  • We can help you understand the college application process and help you fill out an application.
  • We can help you understand the financial aid process and how to complete the FAFSA.
  • We can help you decide what to study in college.
  • We can help you choose an academic program that matches your career interests.
  • We can help you transfer to another college

TRIO locations:      http://www.northshore.edu/eoc/make_appointment.html     (North Shore Community College Location)

www.tericollegeplanning.org   (Boston location)

 

What is Tuition Break?
NEBHE's Tuition Break program, the New England Regional Student Program (RSP), enables thousands of New England residents to enroll at out-of-state New England public colleges and universities at a discount. Students are eligible for the RSP Tuition Break when they enroll in an approved major that is not offered by the public colleges and universities in their home-state

Website:  http://www.nebhe.org/programs-overview/rsp-tuition-break/overview/

 

Financial Aid Made Simple

  • Unbiased, non-profit aid education for students and parents
  • Create a personalized higher education financial plan with aid comparison tools, checklists, alerts, and learning modules
  • Integrates financial literacy instruction – the key to reducing overall college costs
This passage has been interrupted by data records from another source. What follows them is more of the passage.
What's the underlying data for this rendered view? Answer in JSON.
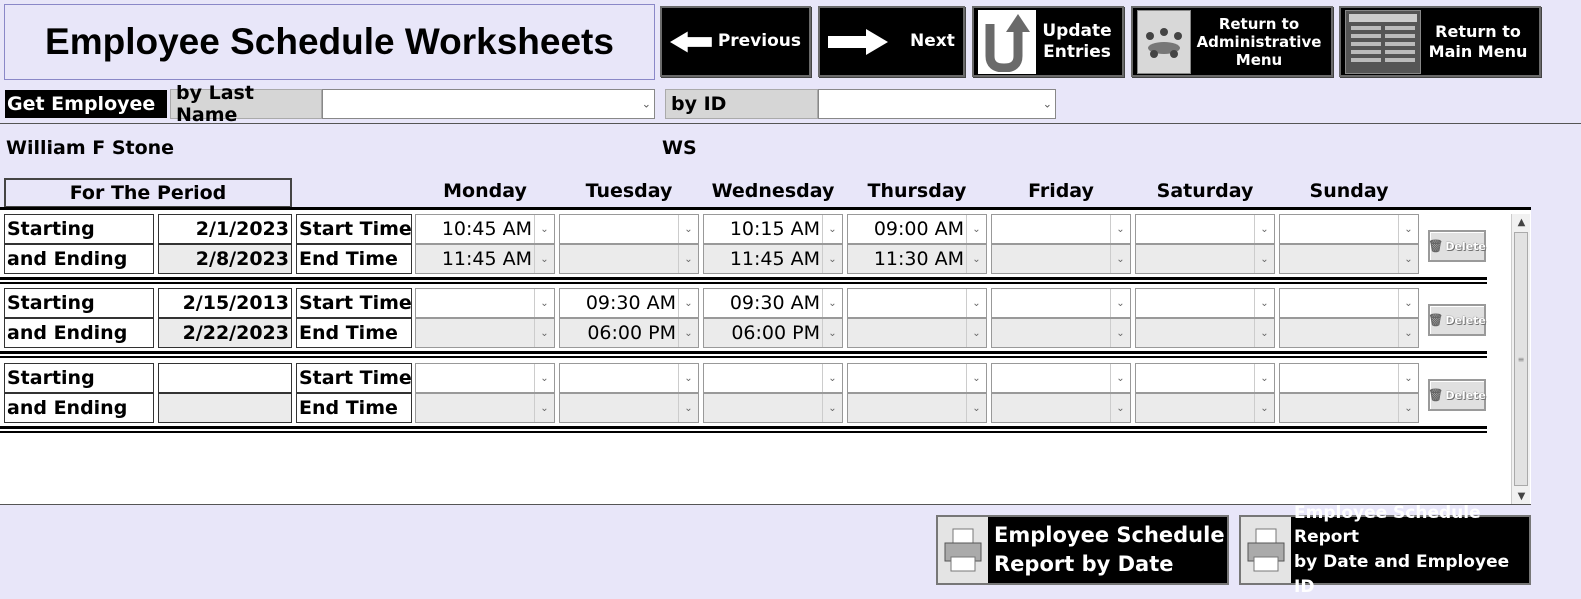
{
  "title": "Employee Schedule Worksheets",
  "nav": {
    "previous": "Previous",
    "next": "Next",
    "update_line1": "Update",
    "update_line2": "Entries",
    "admin_line1": "Return to",
    "admin_line2": "Administrative",
    "admin_line3": "Menu",
    "main_line1": "Return to",
    "main_line2": "Main Menu"
  },
  "search": {
    "get_employee": "Get Employee",
    "by_last_name": "by Last Name",
    "last_name_value": "",
    "by_id": "by ID",
    "id_value": ""
  },
  "employee": {
    "name": "William F Stone",
    "initials": "WS"
  },
  "period_header": "For The Period",
  "days": [
    "Monday",
    "Tuesday",
    "Wednesday",
    "Thursday",
    "Friday",
    "Saturday",
    "Sunday"
  ],
  "labels": {
    "starting": "Starting",
    "ending": "and Ending",
    "start_time": "Start Time",
    "end_time": "End Time",
    "delete": "Delete"
  },
  "records": [
    {
      "start_date": "2/1/2023",
      "end_date": "2/8/2023",
      "start_times": [
        "10:45 AM",
        "",
        "10:15 AM",
        "09:00 AM",
        "",
        "",
        ""
      ],
      "end_times": [
        "11:45 AM",
        "",
        "11:45 AM",
        "11:30 AM",
        "",
        "",
        ""
      ]
    },
    {
      "start_date": "2/15/2013",
      "end_date": "2/22/2023",
      "start_times": [
        "",
        "09:30 AM",
        "09:30 AM",
        "",
        "",
        "",
        ""
      ],
      "end_times": [
        "",
        "06:00 PM",
        "06:00 PM",
        "",
        "",
        "",
        ""
      ]
    },
    {
      "start_date": "",
      "end_date": "",
      "start_times": [
        "",
        "",
        "",
        "",
        "",
        "",
        ""
      ],
      "end_times": [
        "",
        "",
        "",
        "",
        "",
        "",
        ""
      ]
    }
  ],
  "reports": {
    "by_date_line1": "Employee Schedule",
    "by_date_line2": "Report by Date",
    "by_date_id_line1": "Employee Schedule Report",
    "by_date_id_line2": "by Date and Employee ID"
  },
  "icons": {
    "previous": "left-arrow-icon",
    "next": "right-arrow-icon",
    "update": "u-turn-arrow-icon",
    "admin": "team-meeting-icon",
    "main": "menu-thumbnail-icon",
    "printer": "printer-icon",
    "delete": "trash-icon",
    "dropdown": "chevron-down-icon"
  }
}
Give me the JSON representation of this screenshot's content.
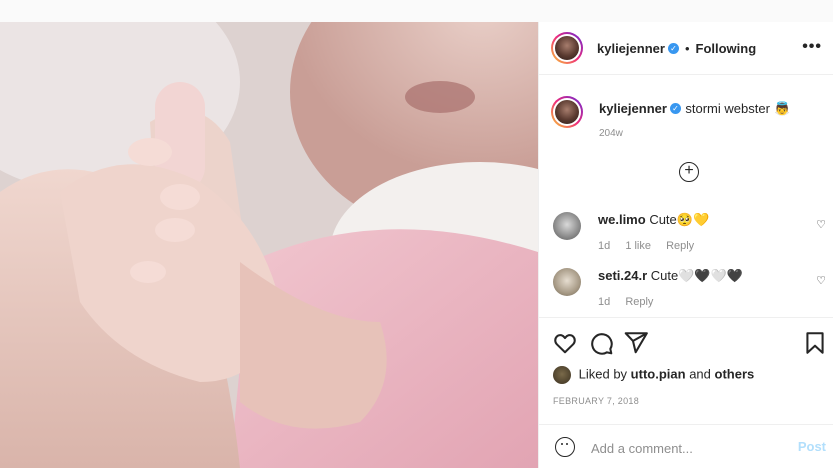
{
  "post": {
    "author": "kyliejenner",
    "follow_status": "Following",
    "separator": "•",
    "more_icon": "more-horizontal-icon",
    "caption": "stormi webster",
    "caption_emoji": "👼",
    "caption_age": "204w",
    "load_more_icon": "plus-circle-icon"
  },
  "comments": [
    {
      "user": "we.limo",
      "text": "Cute🥺💛",
      "age": "1d",
      "likes": "1 like",
      "reply": "Reply"
    },
    {
      "user": "seti.24.r",
      "text": "Cute🤍🖤🤍🖤",
      "age": "1d",
      "likes": "",
      "reply": "Reply"
    }
  ],
  "actions": {
    "like_icon": "heart-icon",
    "comment_icon": "comment-icon",
    "share_icon": "send-icon",
    "save_icon": "bookmark-icon"
  },
  "liked_by": {
    "prefix": "Liked by",
    "user": "utto.pian",
    "connector": "and",
    "suffix": "others"
  },
  "date": "FEBRUARY 7, 2018",
  "add_comment": {
    "placeholder": "Add a comment...",
    "post_label": "Post",
    "emoji_icon": "emoji-icon"
  },
  "colors": {
    "accent_blue": "#3897f0",
    "post_disabled": "#b2dffc",
    "muted": "#8e8e8e"
  }
}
Website:  http://www.tuitionedu.org/

 

Mass Restaurant Association Educational Foundation: Every year, the MRAEF helps high school seniors and undergrads to continue their education in the restaurant/foodservice industry at accredited post-secondary institutions with individual scholarships of up to $2,000 awarded competitively to qualified applicants .

 Website:http://www.massrestaurantassoc.org/MRA/Education/Scholarships/Scholarship_Opportunities_for_Students/MRA/Education___Training/Scholarship_Opportunities.aspx?hkey=0c173589-e68e-4dfa-9e1b-45974684a500Students

Accredited career colleges and technical colleges in Massachusetts, with links to information about scholarships and financial aid, and free scholarship search:

Website:  http://www.college-scholarships.com/massachusetts_career.htm

Website for the Free Application for Federal Student Aid (FAFSA) that is required in order to receive Federal financial aid for college or career/ technical college programs

Website:  http://www.fafsa.ed.gov/

CollegeBoard SAT registration

Website:  http://sat.collegeboard.org/home?affiliateId=nav&bannerId=h-satns

The Massachusetts Career Information System (MassCIS) free on-line to all Massachusetts residents. MassCIS is designed to provide occupational and educational information to help people make better-informed career and school choices.

Website:  http://masscis.intocareers.org/

Apprenticeship Training Resources

Website: http://www.khake.com/page58.html

Occupational Information Network

Website:  http://www.onetonline.org/

Office of Adult and Vocational Eduation

Website:  http://www2.ed.gov/about/offices/list/ovae/index.html?src=mr

Vocational Information Center

Website:  http://www.khake.com/page95.html

Community Service:
Students will be required to earn .1 credit of community service to complete graduation requirements.  This credit may be earned through membership in community based student activities and clubs. Credit may also be aearned through participation in out-of-school volunteer activities and through special projects at SeaCoast.  Twenty-six(26) hours of volunteer participation is necessary to earn the required credit.  A list of accepted forms of community service is available through the guidance department.  Community service must be completed before graduation.